DATASET EXCERPTS:
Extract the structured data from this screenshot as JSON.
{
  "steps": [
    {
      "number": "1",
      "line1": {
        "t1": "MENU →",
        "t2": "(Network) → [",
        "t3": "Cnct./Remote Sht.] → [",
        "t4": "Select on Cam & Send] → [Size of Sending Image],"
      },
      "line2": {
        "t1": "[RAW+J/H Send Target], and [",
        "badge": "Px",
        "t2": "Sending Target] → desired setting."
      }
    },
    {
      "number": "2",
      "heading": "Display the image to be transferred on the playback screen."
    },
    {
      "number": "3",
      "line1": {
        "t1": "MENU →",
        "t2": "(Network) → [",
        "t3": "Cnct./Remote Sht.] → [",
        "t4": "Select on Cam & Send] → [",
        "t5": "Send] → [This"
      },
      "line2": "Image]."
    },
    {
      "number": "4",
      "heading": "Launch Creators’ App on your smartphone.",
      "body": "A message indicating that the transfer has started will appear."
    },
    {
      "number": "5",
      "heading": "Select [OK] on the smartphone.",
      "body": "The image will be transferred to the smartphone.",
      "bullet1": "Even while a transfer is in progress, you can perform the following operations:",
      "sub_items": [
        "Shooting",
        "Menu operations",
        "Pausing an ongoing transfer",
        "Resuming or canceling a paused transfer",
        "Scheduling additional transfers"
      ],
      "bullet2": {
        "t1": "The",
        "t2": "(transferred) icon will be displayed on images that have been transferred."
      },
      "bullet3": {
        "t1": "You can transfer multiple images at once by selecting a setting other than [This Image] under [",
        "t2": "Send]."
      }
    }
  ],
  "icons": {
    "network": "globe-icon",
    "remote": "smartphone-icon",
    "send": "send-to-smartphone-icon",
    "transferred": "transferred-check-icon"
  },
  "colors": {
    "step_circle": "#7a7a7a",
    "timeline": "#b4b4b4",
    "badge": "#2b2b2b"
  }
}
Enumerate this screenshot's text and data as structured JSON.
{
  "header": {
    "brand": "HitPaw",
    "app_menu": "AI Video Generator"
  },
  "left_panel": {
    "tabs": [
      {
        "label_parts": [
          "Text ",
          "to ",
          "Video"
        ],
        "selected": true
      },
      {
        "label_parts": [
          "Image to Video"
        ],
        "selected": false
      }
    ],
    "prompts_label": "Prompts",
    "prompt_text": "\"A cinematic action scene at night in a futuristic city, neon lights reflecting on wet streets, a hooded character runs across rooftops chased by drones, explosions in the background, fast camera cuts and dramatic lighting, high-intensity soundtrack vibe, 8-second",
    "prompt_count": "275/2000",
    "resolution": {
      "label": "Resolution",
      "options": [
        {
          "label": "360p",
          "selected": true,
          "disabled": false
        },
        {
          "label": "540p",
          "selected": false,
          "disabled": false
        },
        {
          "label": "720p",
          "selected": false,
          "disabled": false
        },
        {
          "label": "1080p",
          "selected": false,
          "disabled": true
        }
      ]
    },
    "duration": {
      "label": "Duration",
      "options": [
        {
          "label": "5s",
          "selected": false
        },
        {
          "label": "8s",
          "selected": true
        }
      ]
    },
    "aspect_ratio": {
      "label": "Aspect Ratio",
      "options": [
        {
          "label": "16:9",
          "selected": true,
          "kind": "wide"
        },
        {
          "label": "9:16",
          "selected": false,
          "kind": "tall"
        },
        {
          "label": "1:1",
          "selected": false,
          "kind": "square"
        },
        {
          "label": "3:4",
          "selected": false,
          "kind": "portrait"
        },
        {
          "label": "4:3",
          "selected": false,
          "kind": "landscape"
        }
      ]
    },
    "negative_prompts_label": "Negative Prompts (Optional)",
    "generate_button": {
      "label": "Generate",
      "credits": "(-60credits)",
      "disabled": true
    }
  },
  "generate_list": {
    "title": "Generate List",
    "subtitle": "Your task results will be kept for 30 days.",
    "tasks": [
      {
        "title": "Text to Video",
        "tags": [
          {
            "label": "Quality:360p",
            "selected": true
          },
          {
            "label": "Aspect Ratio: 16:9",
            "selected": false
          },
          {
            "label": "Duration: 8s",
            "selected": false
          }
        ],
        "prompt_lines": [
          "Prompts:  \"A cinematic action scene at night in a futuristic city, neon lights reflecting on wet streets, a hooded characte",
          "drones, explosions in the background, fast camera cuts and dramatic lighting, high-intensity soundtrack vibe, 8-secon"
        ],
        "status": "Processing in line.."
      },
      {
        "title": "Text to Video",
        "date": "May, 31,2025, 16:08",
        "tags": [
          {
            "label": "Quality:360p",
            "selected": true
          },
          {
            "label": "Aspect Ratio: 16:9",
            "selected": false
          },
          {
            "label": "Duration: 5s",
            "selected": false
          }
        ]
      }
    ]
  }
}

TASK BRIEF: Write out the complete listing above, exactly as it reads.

RESPONSE BELOW:
Extract the structured data from this screenshot as JSON.
{
  "steps": [
    {
      "number": "1",
      "line1": {
        "t1": "MENU →",
        "t2": "(Network) → [",
        "t3": "Cnct./Remote Sht.] → [",
        "t4": "Select on Cam & Send] → [Size of Sending Image],"
      },
      "line2": {
        "t1": "[RAW+J/H Send Target], and [",
        "badge": "Px",
        "t2": "Sending Target] → desired setting."
      }
    },
    {
      "number": "2",
      "heading": "Display the image to be transferred on the playback screen."
    },
    {
      "number": "3",
      "line1": {
        "t1": "MENU →",
        "t2": "(Network) → [",
        "t3": "Cnct./Remote Sht.] → [",
        "t4": "Select on Cam & Send] → [",
        "t5": "Send] → [This"
      },
      "line2": "Image]."
    },
    {
      "number": "4",
      "heading": "Launch Creators’ App on your smartphone.",
      "body": "A message indicating that the transfer has started will appear."
    },
    {
      "number": "5",
      "heading": "Select [OK] on the smartphone.",
      "body": "The image will be transferred to the smartphone.",
      "bullet1": "Even while a transfer is in progress, you can perform the following operations:",
      "sub_items": [
        "Shooting",
        "Menu operations",
        "Pausing an ongoing transfer",
        "Resuming or canceling a paused transfer",
        "Scheduling additional transfers"
      ],
      "bullet2": {
        "t1": "The",
        "t2": "(transferred) icon will be displayed on images that have been transferred."
      },
      "bullet3": {
        "t1": "You can transfer multiple images at once by selecting a setting other than [This Image] under [",
        "t2": "Send]."
      }
    }
  ],
  "icons": {
    "network": "globe-icon",
    "remote": "smartphone-icon",
    "send": "send-to-smartphone-icon",
    "transferred": "transferred-check-icon"
  },
  "colors": {
    "step_circle": "#7a7a7a",
    "timeline": "#b4b4b4",
    "badge": "#2b2b2b"
  }
}
Enumerate this screenshot's text and data as structured JSON.
{
  "header": {
    "brand": "HitPaw",
    "app_menu": "AI Video Generator"
  },
  "left_panel": {
    "tabs": [
      {
        "label_parts": [
          "Text ",
          "to ",
          "Video"
        ],
        "selected": true
      },
      {
        "label_parts": [
          "Image to Video"
        ],
        "selected": false
      }
    ],
    "prompts_label": "Prompts",
    "prompt_text": "\"A cinematic action scene at night in a futuristic city, neon lights reflecting on wet streets, a hooded character runs across rooftops chased by drones, explosions in the background, fast camera cuts and dramatic lighting, high-intensity soundtrack vibe, 8-second",
    "prompt_count": "275/2000",
    "resolution": {
      "label": "Resolution",
      "options": [
        {
          "label": "360p",
          "selected": true,
          "disabled": false
        },
        {
          "label": "540p",
          "selected": false,
          "disabled": false
        },
        {
          "label": "720p",
          "selected": false,
          "disabled": false
        },
        {
          "label": "1080p",
          "selected": false,
          "disabled": true
        }
      ]
    },
    "duration": {
      "label": "Duration",
      "options": [
        {
          "label": "5s",
          "selected": false
        },
        {
          "label": "8s",
          "selected": true
        }
      ]
    },
    "aspect_ratio": {
      "label": "Aspect Ratio",
      "options": [
        {
          "label": "16:9",
          "selected": true,
          "kind": "wide"
        },
        {
          "label": "9:16",
          "selected": false,
          "kind": "tall"
        },
        {
          "label": "1:1",
          "selected": false,
          "kind": "square"
        },
        {
          "label": "3:4",
          "selected": false,
          "kind": "portrait"
        },
        {
          "label": "4:3",
          "selected": false,
          "kind": "landscape"
        }
      ]
    },
    "negative_prompts_label": "Negative Prompts (Optional)",
    "generate_button": {
      "label": "Generate",
      "credits": "(-60credits)",
      "disabled": true
    }
  },
  "generate_list": {
    "title": "Generate List",
    "subtitle": "Your task results will be kept for 30 days.",
    "tasks": [
      {
        "title": "Text to Video",
        "tags": [
          {
            "label": "Quality:360p",
            "selected": true
          },
          {
            "label": "Aspect Ratio: 16:9",
            "selected": false
          },
          {
            "label": "Duration: 8s",
            "selected": false
          }
        ],
        "prompt_lines": [
          "Prompts:  \"A cinematic action scene at night in a futuristic city, neon lights reflecting on wet streets, a hooded characte",
          "drones, explosions in the background, fast camera cuts and dramatic lighting, high-intensity soundtrack vibe, 8-secon"
        ],
        "status": "Processing in line.."
      },
      {
        "title": "Text to Video",
        "date": "May, 31,2025, 16:08",
        "tags": [
          {
            "label": "Quality:360p",
            "selected": true
          },
          {
            "label": "Aspect Ratio: 16:9",
            "selected": false
          },
          {
            "label": "Duration: 5s",
            "selected": false
          }
        ]
      }
    ]
  }
}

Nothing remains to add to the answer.